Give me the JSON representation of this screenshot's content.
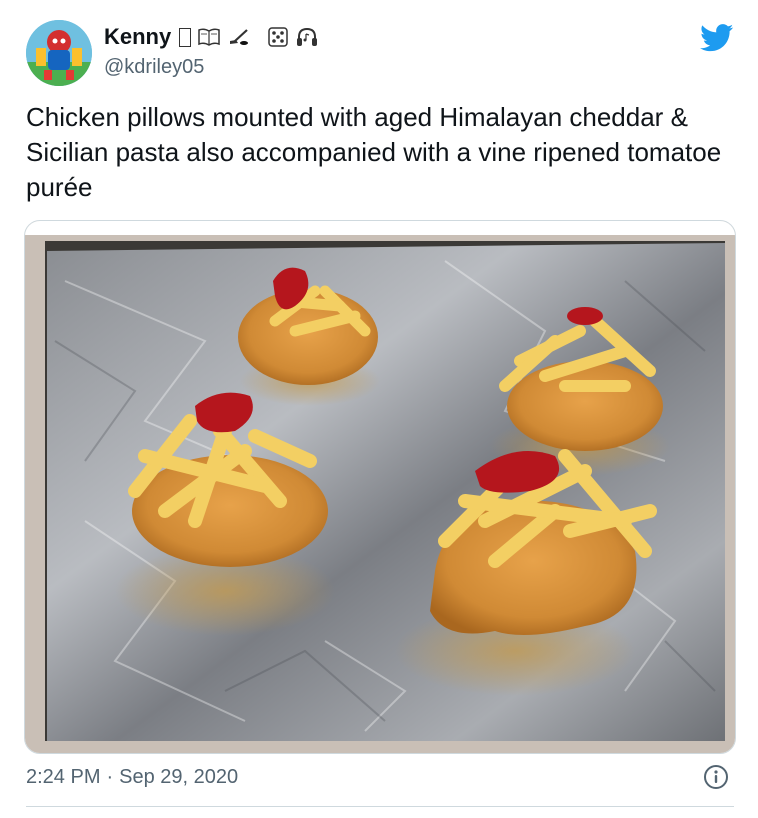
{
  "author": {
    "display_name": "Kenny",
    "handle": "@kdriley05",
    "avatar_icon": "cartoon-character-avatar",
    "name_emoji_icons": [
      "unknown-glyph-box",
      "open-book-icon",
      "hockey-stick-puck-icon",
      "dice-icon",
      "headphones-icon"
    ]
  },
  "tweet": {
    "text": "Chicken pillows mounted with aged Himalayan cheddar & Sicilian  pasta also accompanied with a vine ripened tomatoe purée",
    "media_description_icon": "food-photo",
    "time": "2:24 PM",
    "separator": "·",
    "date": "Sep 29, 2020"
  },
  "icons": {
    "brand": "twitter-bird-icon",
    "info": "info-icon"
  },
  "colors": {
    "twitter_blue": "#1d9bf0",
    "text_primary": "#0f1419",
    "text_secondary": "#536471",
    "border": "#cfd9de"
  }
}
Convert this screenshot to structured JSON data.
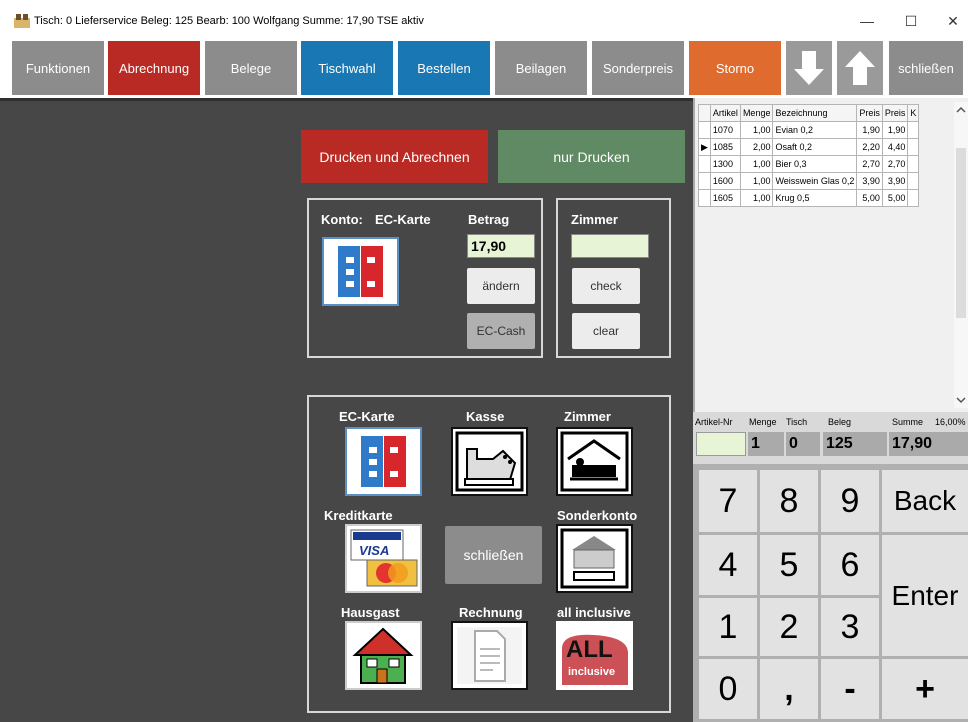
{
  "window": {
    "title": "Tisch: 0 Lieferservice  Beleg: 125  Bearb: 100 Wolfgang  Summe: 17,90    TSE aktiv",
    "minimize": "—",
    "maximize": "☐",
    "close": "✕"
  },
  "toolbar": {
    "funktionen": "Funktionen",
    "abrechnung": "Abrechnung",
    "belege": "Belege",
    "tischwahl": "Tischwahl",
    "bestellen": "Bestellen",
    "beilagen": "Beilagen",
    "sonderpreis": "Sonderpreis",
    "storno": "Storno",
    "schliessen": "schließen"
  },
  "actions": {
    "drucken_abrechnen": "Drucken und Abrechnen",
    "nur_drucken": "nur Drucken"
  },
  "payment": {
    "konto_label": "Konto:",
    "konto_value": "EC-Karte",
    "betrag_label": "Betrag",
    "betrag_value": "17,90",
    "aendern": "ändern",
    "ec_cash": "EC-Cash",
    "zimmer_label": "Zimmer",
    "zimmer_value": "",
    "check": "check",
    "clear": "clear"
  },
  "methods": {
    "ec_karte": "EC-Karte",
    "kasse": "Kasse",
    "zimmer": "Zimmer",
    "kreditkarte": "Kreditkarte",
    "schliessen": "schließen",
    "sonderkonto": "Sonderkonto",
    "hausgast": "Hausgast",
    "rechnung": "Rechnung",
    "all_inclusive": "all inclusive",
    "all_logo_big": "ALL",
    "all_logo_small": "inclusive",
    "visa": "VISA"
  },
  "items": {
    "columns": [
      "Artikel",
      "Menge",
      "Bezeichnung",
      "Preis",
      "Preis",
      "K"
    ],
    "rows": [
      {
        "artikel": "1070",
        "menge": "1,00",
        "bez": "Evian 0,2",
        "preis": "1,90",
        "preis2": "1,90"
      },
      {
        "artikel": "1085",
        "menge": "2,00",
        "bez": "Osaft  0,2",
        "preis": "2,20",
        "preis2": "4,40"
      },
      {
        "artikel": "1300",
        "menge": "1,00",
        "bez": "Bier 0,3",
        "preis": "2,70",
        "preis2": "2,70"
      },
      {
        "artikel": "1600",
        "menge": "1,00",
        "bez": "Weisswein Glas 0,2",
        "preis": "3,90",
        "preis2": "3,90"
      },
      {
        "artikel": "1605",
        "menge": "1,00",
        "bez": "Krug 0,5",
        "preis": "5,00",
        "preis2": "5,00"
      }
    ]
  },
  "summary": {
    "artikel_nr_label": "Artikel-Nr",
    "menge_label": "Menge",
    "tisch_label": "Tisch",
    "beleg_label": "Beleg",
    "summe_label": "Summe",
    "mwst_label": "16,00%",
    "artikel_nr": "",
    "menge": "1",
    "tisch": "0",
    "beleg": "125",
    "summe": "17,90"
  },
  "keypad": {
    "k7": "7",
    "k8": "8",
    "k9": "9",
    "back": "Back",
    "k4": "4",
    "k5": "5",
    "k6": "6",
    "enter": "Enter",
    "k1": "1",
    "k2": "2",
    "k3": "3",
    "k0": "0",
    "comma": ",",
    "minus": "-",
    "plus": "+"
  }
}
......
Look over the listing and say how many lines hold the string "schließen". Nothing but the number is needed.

TASK RESULT |
2